The limitation on cash and other money transfers, as well as the ban on much of the air traffic between the United States and Cuba, is expected to rob the Cuban economy of more than $150 million a year, according to some estimates.
But administration officials acknowledge that the ban could be circumvented by sending money through banks in third countries or by traveling to Cuba through a third country, such as Mexico, or another Caribbean nation.
Nonetheless, they insisted that the ban would slow the cash flow significantly, especially through U.S. financial institutions and remittance shops in the Little Havana community of Miami. Treasury officials plan to monitor those institutions closely to enforce the Clinton order.
Under the ban, only non-cash gift parcels and humanitarian donations will be permitted. Journalists will be allowed to travel freely to Cuba, as will U.S. officials on government business.
The new regulations were announced as Clinton came under pressure from several congressional Democrats to reconsider his decision not to open talks with Cuban President Fidel Castro aimed at ending the new surge of Cuban rafters trying to reach Florida.
The Democrats, led by Sen. Claiborne Pell of Rhode Island, chairman of the Senate Foreign Relations Committee, sharply criticized the president's policy of maintaining the U.S. embargo against Cuba while Canada and other U.S. allies are normalizing relations.
Cuban Foreign Minister Roberto Robaina blamed the United States for the illegal flight of thousands of Cubans, saying U.S. economic sanctions against the island nation have made its citizens desperate.
"If a country wants to strangle a country through hunger and disease, it is not news that its people wish to migrate," Robaina said in remarks published Friday in the Roman Catholic Daily Presencia in La Paz, Bolivia.
Robaina arrived in Bolivia on Thursday for a three-day visit.
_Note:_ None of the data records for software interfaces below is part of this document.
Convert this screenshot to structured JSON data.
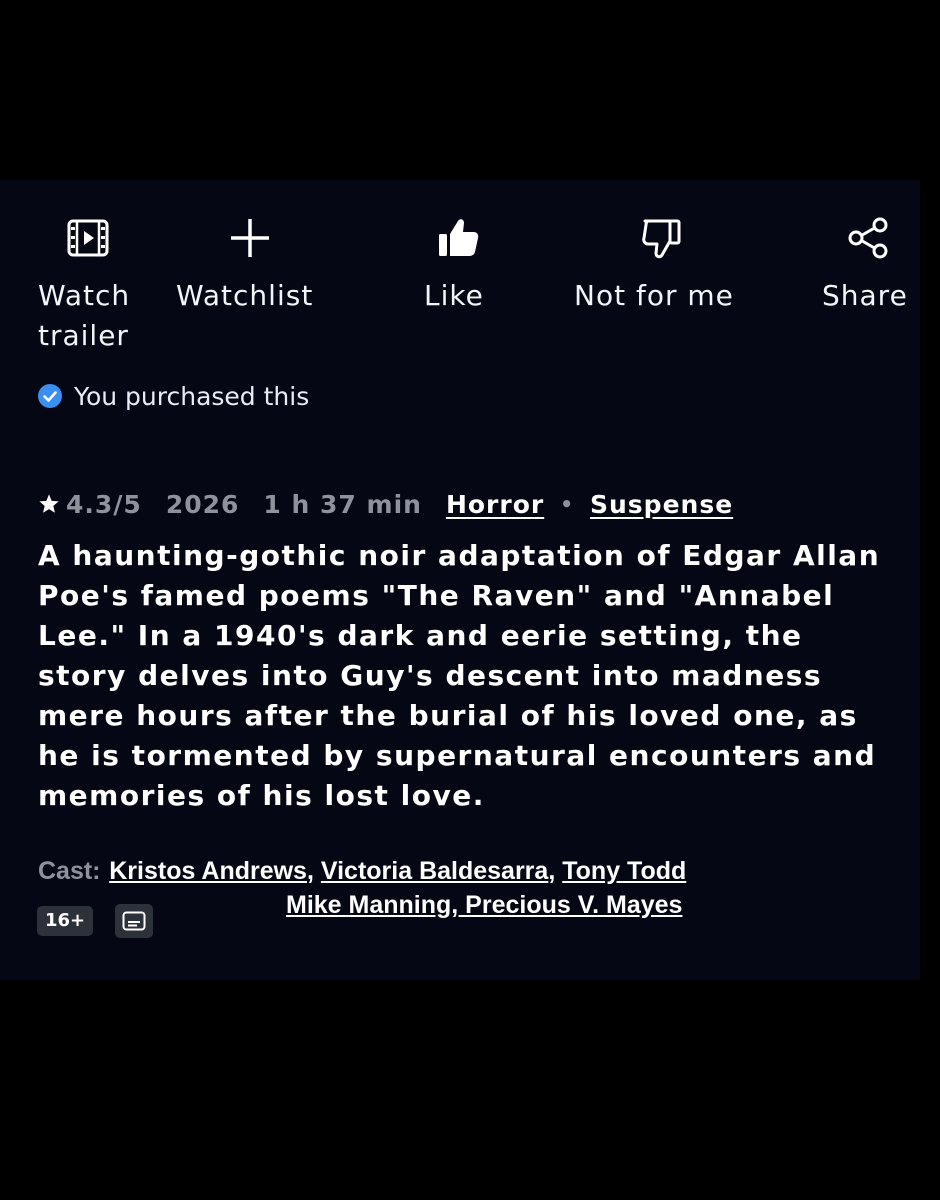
{
  "actions": {
    "trailer": {
      "label_line1": "Watch",
      "label_line2": "trailer",
      "icon": "trailer-icon"
    },
    "watchlist": {
      "label": "Watchlist",
      "icon": "plus-icon"
    },
    "like": {
      "label": "Like",
      "icon": "thumbs-up-icon"
    },
    "dislike": {
      "label": "Not for me",
      "icon": "thumbs-down-icon"
    },
    "share": {
      "label": "Share",
      "icon": "share-icon"
    }
  },
  "purchase": {
    "text": "You purchased this",
    "icon": "check-circle-icon",
    "color": "#3b8ff0"
  },
  "meta": {
    "rating": "4.3/5",
    "year": "2026",
    "duration": "1 h 37 min",
    "genres": [
      "Horror",
      "Suspense"
    ]
  },
  "synopsis": "A haunting-gothic noir adaptation of Edgar Allan Poe's famed poems \"The Raven\" and \"Annabel Lee.\" In a 1940's dark and eerie setting, the story delves into Guy's descent into madness mere hours after the burial of his loved one, as he is tormented by supernatural encounters and memories of his lost love.",
  "cast": {
    "label": "Cast:",
    "names": [
      "Kristos Andrews",
      "Victoria Baldesarra",
      "Tony Todd"
    ],
    "line2": "Mike Manning, Precious V. Mayes"
  },
  "badges": {
    "maturity": "16+",
    "subtitles_icon": "subtitles-icon"
  },
  "colors": {
    "panel": "#050814",
    "muted": "#8d929c",
    "badge": "#2d3139"
  }
}
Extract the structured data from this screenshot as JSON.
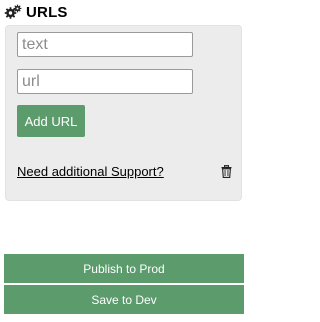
{
  "header": {
    "icon": "gears-icon",
    "title": "URLS"
  },
  "url_form": {
    "text_placeholder": "text",
    "url_placeholder": "url",
    "text_value": "",
    "url_value": "",
    "add_label": "Add URL"
  },
  "support": {
    "link_label": "Need additional Support?",
    "delete_icon": "trash-icon"
  },
  "actions": {
    "publish_label": "Publish to Prod",
    "save_label": "Save to Dev"
  },
  "colors": {
    "accent": "#5b9b6c",
    "panel_bg": "#ececec"
  }
}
He is to meet with President Gonzalo Sanchez de Lo-zada and sign agreements with Bolivia in the areas of health, education, commercial air links and tourism.
Robaina said Cuba is going through the most difficult period since its revolution but will not negotiate its principles.
"Cuba, its project and its people are not alone in their efforts to maintain their dignity," Robaina said.